Start of Block

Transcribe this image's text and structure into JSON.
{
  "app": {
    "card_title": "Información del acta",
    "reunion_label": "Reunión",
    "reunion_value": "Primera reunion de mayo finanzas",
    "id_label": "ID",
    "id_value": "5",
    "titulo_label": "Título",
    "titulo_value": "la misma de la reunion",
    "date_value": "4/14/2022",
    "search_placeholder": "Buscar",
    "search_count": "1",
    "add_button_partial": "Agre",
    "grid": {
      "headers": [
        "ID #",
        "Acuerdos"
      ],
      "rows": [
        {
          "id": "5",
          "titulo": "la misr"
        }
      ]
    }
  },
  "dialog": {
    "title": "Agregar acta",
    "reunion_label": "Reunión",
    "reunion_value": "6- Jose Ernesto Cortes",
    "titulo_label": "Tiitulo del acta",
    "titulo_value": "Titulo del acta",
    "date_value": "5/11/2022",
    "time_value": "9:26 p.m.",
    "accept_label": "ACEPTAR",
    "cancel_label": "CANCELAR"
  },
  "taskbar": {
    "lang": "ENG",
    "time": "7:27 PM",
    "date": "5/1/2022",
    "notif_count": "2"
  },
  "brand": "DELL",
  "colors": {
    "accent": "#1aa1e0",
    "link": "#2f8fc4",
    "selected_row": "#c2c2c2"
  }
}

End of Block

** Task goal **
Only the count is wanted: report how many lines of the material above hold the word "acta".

** Response to this task **
4